WHEN, WHERE: Feb. 4 to Dec. 30. Admission is free. Virginia Historical Society, 428 North Boulevard, Richmond. HOURS, CONTACTS: 804/358-4901; vahistori cal.org. Hours: Tuesday-Saturday 10 a.m.-5 p.m.; Sunday 1-5 p.m.

Nearly 1,000 man-hours went into creating just one piece, The Soldier in Virginia Database. From a slew of sources, VHS collected information on more than 1,500 Federal and Confederate regiments that served in the commonwealth. The result is an interactive touch table that lets you see the point of origin for every regiment that participated in 37 Virginia battles, and compare casualties suffered by each state. The database includes unit histories, and is searchable down to each soldier's home county.

Several bits of handiwork seem especially likely to intrigue younger visitors:

A "What Would You Do?" audiovisual program tells the true stories of four young Virginians and the dilemmas that they faced during the war.

A texting-vs.-telegraph competition in which participants match speed and wits with a Civil War telegrapher. (Other exhibits scrutinize two different innovations: the military railroad and aerial reconnaissance, which figured in the Fredericksburg area.)

A multiple-choice exhibit that puts them in the shoes of a surgeon who must make life-and-death decisions about a wounded soldier's medical treatment.

And there is sterner stuff:

"Journey to Freedom," an immersive video piece filmed in Appomattox Court House National Historical Park and Boston, tackles the sensitive and complex subject of how slaves escaped. Participants make on-the-fly decisions, and the results have many thought-provoking permutations.

"The Face of Battle," 3-D theater that lets visitors experience the sound and fury of the Battle of Kernstown, where two Virginia units fighting for the North and the South--collided in combat. (The pristine, 315-acre Shenandoah Valley battlefield is well worth seeing, too.)

"The Arm Needs to Come Off," a video shot at the American Theater in Hampton, simulates a Civil War-period amputation--and is more historically accurate that what you've seen in Hollywood fare.
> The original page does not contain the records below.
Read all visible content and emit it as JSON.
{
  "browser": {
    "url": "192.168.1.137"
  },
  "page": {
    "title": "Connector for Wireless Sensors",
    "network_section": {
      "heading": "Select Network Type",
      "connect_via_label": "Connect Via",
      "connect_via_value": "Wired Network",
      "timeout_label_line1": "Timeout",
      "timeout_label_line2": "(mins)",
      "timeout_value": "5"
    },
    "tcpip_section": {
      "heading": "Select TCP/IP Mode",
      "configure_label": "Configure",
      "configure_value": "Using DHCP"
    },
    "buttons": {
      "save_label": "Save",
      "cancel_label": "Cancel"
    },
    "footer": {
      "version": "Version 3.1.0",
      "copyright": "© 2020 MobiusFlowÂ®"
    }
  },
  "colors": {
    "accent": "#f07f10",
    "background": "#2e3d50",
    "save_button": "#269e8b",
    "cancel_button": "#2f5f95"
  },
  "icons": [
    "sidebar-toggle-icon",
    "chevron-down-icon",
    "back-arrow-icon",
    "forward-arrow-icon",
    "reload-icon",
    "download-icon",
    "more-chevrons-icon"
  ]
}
John Pelletier, a Tidewater re-enactor who regularly does programs at Ellwood on the Wilderness battlefield in Orange County, appears as the assistant surgeon.

--Clint Schemmer